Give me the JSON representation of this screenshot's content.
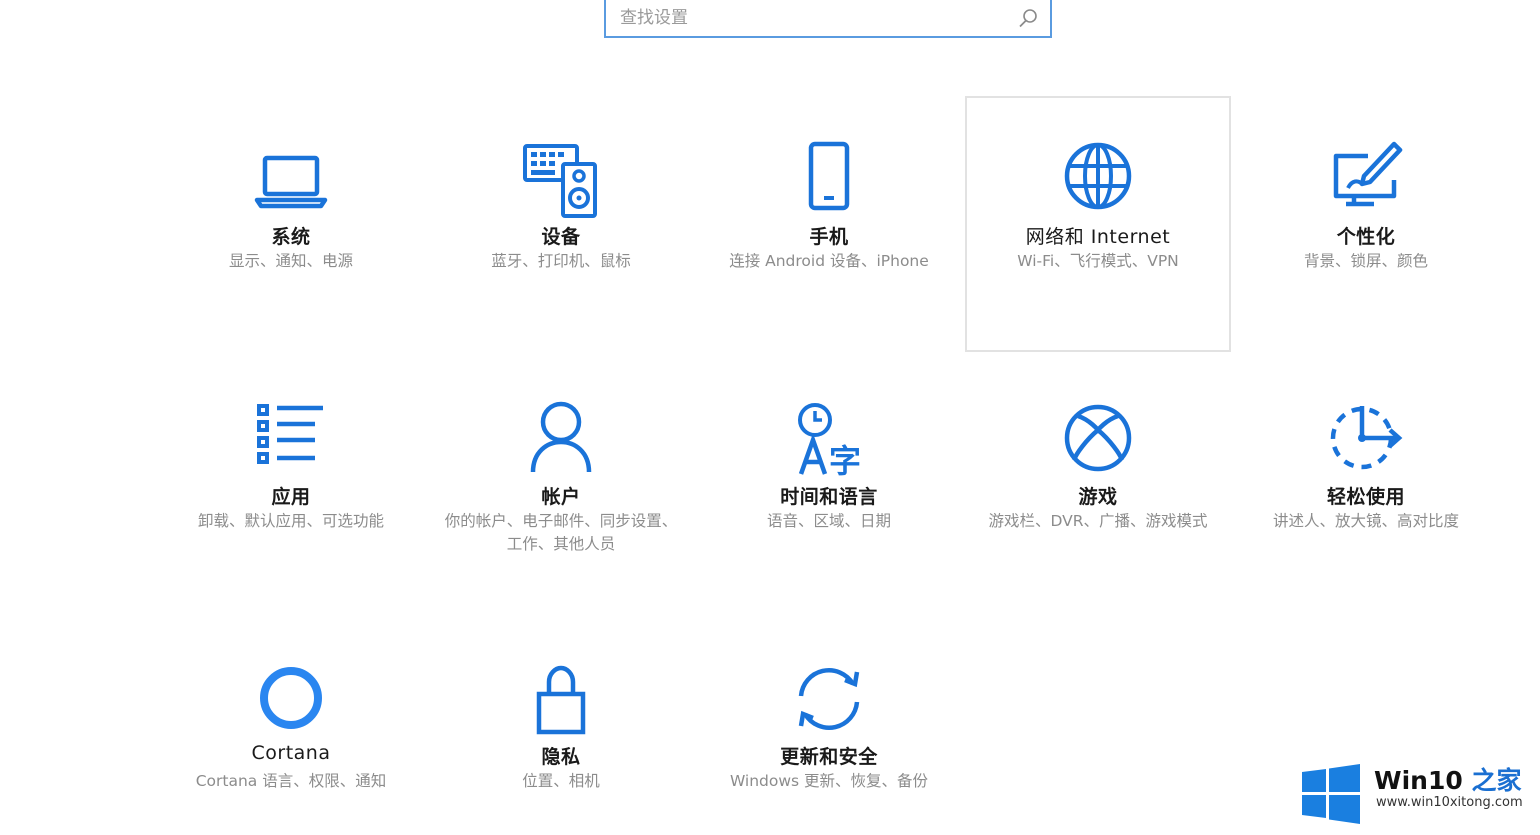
{
  "search": {
    "placeholder": "查找设置",
    "icon": "search-icon"
  },
  "colors": {
    "accent": "#1a73d9",
    "title": "#1a1a1a",
    "desc": "#8c8c8c",
    "selected_border": "#e2e2e2"
  },
  "tiles": [
    {
      "icon": "laptop-icon",
      "title": "系统",
      "desc": "显示、通知、电源"
    },
    {
      "icon": "keyboard-speaker-icon",
      "title": "设备",
      "desc": "蓝牙、打印机、鼠标"
    },
    {
      "icon": "phone-icon",
      "title": "手机",
      "desc": "连接 Android 设备、iPhone"
    },
    {
      "icon": "globe-icon",
      "title": "网络和 Internet",
      "desc": "Wi-Fi、飞行模式、VPN"
    },
    {
      "icon": "paint-monitor-icon",
      "title": "个性化",
      "desc": "背景、锁屏、颜色"
    },
    {
      "icon": "apps-list-icon",
      "title": "应用",
      "desc": "卸载、默认应用、可选功能"
    },
    {
      "icon": "person-icon",
      "title": "帐户",
      "desc": "你的帐户、电子邮件、同步设置、工作、其他人员"
    },
    {
      "icon": "time-language-icon",
      "title": "时间和语言",
      "desc": "语音、区域、日期"
    },
    {
      "icon": "xbox-icon",
      "title": "游戏",
      "desc": "游戏栏、DVR、广播、游戏模式"
    },
    {
      "icon": "ease-of-access-icon",
      "title": "轻松使用",
      "desc": "讲述人、放大镜、高对比度"
    },
    {
      "icon": "cortana-icon",
      "title": "Cortana",
      "desc": "Cortana 语言、权限、通知"
    },
    {
      "icon": "lock-icon",
      "title": "隐私",
      "desc": "位置、相机"
    },
    {
      "icon": "sync-icon",
      "title": "更新和安全",
      "desc": "Windows 更新、恢复、备份"
    }
  ],
  "watermark": {
    "brand_prefix": "Win10 ",
    "brand_accent": "之家",
    "url": "www.win10xitong.com",
    "icon": "windows-logo-icon"
  }
}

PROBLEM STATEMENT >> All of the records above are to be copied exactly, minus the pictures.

ANSWER BOX >>
Give me the JSON representation of this screenshot's content.
{
  "search": {
    "placeholder": "查找设置",
    "icon": "search-icon"
  },
  "colors": {
    "accent": "#1a73d9",
    "title": "#1a1a1a",
    "desc": "#8c8c8c",
    "selected_border": "#e2e2e2"
  },
  "tiles": [
    {
      "icon": "laptop-icon",
      "title": "系统",
      "desc": "显示、通知、电源"
    },
    {
      "icon": "keyboard-speaker-icon",
      "title": "设备",
      "desc": "蓝牙、打印机、鼠标"
    },
    {
      "icon": "phone-icon",
      "title": "手机",
      "desc": "连接 Android 设备、iPhone"
    },
    {
      "icon": "globe-icon",
      "title": "网络和 Internet",
      "desc": "Wi-Fi、飞行模式、VPN"
    },
    {
      "icon": "paint-monitor-icon",
      "title": "个性化",
      "desc": "背景、锁屏、颜色"
    },
    {
      "icon": "apps-list-icon",
      "title": "应用",
      "desc": "卸载、默认应用、可选功能"
    },
    {
      "icon": "person-icon",
      "title": "帐户",
      "desc": "你的帐户、电子邮件、同步设置、工作、其他人员"
    },
    {
      "icon": "time-language-icon",
      "title": "时间和语言",
      "desc": "语音、区域、日期"
    },
    {
      "icon": "xbox-icon",
      "title": "游戏",
      "desc": "游戏栏、DVR、广播、游戏模式"
    },
    {
      "icon": "ease-of-access-icon",
      "title": "轻松使用",
      "desc": "讲述人、放大镜、高对比度"
    },
    {
      "icon": "cortana-icon",
      "title": "Cortana",
      "desc": "Cortana 语言、权限、通知"
    },
    {
      "icon": "lock-icon",
      "title": "隐私",
      "desc": "位置、相机"
    },
    {
      "icon": "sync-icon",
      "title": "更新和安全",
      "desc": "Windows 更新、恢复、备份"
    }
  ],
  "watermark": {
    "brand_prefix": "Win10 ",
    "brand_accent": "之家",
    "url": "www.win10xitong.com",
    "icon": "windows-logo-icon"
  }
}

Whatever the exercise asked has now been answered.